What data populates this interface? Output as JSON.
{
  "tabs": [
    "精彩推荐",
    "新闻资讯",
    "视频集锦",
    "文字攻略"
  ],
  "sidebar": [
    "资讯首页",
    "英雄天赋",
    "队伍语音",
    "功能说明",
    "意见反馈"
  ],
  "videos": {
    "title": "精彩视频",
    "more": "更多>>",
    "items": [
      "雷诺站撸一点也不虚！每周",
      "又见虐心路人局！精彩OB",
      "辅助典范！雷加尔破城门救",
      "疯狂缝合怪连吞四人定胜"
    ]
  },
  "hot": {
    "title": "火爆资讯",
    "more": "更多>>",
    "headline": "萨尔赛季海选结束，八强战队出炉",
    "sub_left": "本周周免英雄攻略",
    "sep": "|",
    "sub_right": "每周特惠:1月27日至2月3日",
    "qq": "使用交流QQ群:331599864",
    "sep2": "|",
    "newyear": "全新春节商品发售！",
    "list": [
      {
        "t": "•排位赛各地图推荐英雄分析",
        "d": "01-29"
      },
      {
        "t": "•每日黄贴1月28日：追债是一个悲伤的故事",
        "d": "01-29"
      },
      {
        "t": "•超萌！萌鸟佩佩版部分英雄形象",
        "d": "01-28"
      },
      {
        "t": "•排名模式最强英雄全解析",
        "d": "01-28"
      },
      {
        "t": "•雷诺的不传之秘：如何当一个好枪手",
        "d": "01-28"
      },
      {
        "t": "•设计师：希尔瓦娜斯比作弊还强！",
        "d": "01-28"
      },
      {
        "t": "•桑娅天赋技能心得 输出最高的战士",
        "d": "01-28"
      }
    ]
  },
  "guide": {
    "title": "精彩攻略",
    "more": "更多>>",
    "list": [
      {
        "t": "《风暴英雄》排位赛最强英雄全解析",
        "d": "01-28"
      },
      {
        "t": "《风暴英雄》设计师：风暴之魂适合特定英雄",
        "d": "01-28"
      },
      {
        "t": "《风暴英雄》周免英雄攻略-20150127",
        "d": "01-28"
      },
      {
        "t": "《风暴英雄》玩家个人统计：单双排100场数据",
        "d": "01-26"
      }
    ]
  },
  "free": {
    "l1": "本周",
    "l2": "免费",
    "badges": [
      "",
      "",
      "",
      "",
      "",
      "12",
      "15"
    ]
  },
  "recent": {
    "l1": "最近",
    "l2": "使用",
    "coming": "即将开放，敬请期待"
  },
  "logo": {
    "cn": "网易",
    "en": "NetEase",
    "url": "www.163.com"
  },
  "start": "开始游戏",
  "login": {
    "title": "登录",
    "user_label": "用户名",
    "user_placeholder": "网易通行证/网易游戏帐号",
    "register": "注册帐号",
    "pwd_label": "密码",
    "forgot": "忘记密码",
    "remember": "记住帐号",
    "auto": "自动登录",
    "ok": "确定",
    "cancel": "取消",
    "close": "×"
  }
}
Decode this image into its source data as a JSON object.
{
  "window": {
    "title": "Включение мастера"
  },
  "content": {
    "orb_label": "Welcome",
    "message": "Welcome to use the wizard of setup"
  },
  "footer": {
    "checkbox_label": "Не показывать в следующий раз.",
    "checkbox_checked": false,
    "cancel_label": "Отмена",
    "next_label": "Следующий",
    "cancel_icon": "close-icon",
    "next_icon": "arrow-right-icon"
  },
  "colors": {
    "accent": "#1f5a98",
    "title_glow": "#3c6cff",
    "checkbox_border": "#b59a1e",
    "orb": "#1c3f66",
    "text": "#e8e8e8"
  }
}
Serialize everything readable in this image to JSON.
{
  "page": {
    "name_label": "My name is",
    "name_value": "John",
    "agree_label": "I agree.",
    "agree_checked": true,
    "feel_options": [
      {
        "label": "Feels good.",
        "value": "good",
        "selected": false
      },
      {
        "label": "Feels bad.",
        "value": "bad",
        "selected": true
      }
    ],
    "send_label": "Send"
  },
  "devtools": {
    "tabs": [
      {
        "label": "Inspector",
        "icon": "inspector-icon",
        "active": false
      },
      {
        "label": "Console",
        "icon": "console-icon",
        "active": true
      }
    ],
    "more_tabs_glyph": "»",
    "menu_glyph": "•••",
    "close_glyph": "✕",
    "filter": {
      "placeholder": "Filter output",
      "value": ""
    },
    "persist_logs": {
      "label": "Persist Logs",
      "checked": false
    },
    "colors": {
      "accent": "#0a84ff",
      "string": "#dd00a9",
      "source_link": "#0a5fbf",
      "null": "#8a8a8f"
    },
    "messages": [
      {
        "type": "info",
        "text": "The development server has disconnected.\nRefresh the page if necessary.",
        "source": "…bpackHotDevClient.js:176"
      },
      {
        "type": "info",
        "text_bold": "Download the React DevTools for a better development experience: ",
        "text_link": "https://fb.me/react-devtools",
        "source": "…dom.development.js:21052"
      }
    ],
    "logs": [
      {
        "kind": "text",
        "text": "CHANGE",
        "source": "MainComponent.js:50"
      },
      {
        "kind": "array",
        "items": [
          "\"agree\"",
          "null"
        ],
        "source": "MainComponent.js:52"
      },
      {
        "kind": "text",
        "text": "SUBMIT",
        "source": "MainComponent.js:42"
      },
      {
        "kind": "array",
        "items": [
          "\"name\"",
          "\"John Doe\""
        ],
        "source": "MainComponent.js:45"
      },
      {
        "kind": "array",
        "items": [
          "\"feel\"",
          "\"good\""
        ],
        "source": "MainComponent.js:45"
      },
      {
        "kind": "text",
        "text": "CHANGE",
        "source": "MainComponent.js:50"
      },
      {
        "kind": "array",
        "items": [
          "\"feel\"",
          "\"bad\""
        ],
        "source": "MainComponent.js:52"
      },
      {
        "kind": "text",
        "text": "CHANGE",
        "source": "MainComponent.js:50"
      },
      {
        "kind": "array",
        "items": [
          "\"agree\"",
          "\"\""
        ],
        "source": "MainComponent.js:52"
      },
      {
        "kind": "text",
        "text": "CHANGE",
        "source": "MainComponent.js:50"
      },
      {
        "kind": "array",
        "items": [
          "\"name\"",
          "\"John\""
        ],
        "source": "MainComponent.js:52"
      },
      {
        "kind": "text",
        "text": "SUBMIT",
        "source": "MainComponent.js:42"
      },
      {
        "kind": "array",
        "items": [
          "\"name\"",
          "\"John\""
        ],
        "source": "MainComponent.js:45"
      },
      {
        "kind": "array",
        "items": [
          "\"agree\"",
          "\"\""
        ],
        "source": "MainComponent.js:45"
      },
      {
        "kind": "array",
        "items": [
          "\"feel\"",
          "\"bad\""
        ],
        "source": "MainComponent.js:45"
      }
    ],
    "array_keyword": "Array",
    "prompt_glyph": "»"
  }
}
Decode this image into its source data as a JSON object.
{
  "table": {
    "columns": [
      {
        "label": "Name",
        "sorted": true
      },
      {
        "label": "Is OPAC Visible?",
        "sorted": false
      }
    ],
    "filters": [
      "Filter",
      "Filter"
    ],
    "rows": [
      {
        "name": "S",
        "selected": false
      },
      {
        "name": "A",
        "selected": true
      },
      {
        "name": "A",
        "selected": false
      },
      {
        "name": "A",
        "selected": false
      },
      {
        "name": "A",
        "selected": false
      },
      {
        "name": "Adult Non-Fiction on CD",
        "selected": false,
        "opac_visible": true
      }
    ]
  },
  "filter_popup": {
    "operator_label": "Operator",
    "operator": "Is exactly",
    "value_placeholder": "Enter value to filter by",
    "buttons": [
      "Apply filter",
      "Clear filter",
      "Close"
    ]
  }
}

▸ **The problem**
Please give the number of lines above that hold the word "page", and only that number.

▸ **Result below**
2